=== Section Start ===

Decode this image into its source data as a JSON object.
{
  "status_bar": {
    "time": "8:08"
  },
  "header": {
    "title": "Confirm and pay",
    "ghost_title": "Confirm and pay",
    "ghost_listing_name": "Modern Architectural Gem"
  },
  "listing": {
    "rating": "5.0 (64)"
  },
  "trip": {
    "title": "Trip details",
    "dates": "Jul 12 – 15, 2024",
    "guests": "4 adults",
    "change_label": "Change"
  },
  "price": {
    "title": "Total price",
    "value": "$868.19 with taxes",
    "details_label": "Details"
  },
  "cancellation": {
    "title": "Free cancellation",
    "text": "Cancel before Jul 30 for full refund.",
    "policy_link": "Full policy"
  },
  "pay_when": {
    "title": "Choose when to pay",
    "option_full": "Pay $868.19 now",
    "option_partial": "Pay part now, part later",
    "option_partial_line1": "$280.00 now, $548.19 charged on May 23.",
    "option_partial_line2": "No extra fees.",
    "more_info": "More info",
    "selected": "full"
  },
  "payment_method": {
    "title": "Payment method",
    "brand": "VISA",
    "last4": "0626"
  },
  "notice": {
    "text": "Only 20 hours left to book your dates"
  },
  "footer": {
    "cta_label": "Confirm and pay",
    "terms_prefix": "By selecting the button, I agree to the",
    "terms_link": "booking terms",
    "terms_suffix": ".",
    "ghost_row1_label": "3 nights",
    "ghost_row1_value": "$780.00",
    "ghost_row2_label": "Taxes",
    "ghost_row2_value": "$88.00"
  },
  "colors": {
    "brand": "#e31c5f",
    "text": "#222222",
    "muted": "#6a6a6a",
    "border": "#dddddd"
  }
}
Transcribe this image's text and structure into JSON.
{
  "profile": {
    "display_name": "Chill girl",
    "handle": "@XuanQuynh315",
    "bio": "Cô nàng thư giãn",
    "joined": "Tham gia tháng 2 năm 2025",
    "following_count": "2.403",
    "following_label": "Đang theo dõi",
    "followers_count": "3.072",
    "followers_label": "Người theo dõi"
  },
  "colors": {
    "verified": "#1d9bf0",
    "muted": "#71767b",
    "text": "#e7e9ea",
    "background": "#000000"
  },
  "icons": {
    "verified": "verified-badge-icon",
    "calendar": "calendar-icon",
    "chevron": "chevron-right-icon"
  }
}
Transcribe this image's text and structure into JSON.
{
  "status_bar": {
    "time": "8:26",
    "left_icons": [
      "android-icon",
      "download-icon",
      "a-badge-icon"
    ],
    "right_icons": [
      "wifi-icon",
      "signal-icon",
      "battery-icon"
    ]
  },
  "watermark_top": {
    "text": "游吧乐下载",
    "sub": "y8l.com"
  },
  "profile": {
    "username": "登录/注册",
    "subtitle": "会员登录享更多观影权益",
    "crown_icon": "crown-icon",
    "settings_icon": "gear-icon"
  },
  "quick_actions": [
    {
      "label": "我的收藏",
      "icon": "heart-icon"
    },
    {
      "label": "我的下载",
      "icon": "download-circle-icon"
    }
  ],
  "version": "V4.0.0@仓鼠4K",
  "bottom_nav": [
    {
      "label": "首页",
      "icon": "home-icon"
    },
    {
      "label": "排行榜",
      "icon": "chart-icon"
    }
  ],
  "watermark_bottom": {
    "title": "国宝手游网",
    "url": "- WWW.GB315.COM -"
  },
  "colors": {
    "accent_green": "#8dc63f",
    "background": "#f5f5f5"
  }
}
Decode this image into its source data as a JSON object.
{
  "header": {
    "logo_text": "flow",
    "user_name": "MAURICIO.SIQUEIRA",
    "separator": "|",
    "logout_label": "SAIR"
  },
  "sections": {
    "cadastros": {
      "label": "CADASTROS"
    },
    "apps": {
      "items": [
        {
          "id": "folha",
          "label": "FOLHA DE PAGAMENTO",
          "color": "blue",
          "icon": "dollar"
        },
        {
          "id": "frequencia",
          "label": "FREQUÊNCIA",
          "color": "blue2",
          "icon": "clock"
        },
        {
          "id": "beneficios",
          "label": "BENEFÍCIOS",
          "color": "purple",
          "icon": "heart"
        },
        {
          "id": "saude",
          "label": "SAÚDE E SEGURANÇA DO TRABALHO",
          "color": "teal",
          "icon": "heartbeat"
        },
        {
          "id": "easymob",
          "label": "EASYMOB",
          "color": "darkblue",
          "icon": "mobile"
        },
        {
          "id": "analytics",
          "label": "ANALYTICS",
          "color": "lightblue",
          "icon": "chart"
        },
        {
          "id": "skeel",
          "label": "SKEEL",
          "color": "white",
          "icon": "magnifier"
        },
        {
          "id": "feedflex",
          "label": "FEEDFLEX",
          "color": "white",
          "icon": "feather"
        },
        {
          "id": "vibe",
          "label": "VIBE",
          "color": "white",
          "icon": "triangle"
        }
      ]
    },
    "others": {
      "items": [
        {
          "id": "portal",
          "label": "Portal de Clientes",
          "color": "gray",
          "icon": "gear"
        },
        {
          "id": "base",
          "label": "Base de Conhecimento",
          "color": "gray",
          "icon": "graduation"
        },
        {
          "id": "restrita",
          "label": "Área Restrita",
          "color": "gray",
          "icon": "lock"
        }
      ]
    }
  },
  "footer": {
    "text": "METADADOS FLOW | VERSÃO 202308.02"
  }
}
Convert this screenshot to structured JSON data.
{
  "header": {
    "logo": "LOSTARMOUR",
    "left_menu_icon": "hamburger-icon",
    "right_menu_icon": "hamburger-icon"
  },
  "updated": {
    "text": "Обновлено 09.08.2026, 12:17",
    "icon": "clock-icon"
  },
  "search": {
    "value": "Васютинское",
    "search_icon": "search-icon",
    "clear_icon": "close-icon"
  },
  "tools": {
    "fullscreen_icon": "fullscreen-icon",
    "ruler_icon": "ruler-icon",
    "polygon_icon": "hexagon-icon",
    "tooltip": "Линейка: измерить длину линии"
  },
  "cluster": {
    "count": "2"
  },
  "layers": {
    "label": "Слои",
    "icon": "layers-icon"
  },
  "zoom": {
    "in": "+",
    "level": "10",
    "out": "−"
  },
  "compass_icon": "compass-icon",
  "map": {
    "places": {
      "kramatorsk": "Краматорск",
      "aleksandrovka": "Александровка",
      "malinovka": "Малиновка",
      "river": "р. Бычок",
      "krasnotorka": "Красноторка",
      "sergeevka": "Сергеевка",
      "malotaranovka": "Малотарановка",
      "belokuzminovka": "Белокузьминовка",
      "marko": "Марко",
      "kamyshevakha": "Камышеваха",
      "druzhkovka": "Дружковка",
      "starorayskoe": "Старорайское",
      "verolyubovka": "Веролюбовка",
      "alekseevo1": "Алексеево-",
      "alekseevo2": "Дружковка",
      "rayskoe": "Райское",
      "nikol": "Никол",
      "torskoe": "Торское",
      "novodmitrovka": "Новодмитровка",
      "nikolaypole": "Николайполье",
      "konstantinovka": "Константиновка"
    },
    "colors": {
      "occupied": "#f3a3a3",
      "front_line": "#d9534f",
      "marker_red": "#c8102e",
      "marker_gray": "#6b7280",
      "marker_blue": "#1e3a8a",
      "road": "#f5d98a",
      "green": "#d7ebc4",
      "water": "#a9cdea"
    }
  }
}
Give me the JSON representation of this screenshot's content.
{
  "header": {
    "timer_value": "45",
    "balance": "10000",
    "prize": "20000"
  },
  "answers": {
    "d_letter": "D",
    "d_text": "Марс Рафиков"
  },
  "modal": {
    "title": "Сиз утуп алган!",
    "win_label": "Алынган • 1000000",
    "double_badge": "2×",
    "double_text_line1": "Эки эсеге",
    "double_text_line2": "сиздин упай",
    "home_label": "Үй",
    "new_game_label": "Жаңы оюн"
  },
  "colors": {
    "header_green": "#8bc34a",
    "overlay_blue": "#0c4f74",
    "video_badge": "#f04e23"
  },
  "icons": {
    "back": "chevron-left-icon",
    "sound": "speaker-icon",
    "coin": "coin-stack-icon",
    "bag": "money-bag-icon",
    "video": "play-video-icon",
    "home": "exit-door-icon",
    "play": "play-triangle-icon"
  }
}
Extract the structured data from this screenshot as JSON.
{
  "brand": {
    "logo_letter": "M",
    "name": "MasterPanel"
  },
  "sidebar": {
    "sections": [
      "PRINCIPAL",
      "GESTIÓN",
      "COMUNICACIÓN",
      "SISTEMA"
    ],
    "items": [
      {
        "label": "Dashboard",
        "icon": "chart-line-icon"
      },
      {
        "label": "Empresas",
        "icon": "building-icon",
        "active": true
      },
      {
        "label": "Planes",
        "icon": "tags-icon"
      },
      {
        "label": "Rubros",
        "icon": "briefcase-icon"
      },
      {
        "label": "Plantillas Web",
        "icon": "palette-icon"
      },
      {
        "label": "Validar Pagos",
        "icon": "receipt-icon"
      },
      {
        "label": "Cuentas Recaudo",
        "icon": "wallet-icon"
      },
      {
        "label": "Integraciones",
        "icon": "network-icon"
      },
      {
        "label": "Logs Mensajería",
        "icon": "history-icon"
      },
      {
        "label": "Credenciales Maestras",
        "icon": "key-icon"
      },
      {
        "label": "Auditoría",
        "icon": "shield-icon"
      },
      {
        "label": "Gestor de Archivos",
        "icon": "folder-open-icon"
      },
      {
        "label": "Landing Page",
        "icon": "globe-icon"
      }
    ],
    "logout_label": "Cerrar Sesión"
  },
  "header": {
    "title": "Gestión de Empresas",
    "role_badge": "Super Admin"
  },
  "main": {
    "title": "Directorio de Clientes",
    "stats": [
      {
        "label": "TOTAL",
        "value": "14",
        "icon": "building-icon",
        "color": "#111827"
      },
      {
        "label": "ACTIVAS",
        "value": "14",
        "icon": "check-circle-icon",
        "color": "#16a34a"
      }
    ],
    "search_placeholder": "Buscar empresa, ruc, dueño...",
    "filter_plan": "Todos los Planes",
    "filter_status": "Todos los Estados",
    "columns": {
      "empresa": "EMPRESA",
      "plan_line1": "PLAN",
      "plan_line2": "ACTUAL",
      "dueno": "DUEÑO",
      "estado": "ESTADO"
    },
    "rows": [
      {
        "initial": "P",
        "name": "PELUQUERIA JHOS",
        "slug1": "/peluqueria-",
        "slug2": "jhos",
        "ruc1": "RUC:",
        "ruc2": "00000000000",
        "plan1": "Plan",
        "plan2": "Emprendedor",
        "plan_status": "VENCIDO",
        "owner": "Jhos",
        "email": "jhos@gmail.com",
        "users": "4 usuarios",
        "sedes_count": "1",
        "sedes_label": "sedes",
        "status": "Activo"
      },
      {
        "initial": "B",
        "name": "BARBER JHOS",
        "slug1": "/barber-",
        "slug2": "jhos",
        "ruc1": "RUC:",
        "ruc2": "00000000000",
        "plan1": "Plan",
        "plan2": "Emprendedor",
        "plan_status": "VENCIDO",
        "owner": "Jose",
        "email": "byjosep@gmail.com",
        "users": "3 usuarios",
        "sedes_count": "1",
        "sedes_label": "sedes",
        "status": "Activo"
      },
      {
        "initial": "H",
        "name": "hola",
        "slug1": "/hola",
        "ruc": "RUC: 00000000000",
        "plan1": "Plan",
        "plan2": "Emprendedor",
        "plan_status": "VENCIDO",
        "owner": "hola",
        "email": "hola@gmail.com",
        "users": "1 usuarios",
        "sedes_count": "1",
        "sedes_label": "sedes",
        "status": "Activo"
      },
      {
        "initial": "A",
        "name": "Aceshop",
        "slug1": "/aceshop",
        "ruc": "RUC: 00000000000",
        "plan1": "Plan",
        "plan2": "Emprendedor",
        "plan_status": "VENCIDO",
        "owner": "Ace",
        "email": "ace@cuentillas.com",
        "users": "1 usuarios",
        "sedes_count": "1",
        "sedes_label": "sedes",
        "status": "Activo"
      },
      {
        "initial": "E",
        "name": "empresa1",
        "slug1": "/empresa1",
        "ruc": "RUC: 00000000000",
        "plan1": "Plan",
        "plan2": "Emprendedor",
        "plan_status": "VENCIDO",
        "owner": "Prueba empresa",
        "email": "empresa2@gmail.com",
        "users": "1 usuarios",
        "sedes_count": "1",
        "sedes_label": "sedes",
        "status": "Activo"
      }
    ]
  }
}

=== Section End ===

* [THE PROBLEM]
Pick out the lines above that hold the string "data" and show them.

* [FINISHED TASK]
Decode this image into its source data as a JSON object.
Decode this image into its source data as a JSON object.
Convert this screenshot to structured JSON data.
Extract the structured data from this screenshot as JSON.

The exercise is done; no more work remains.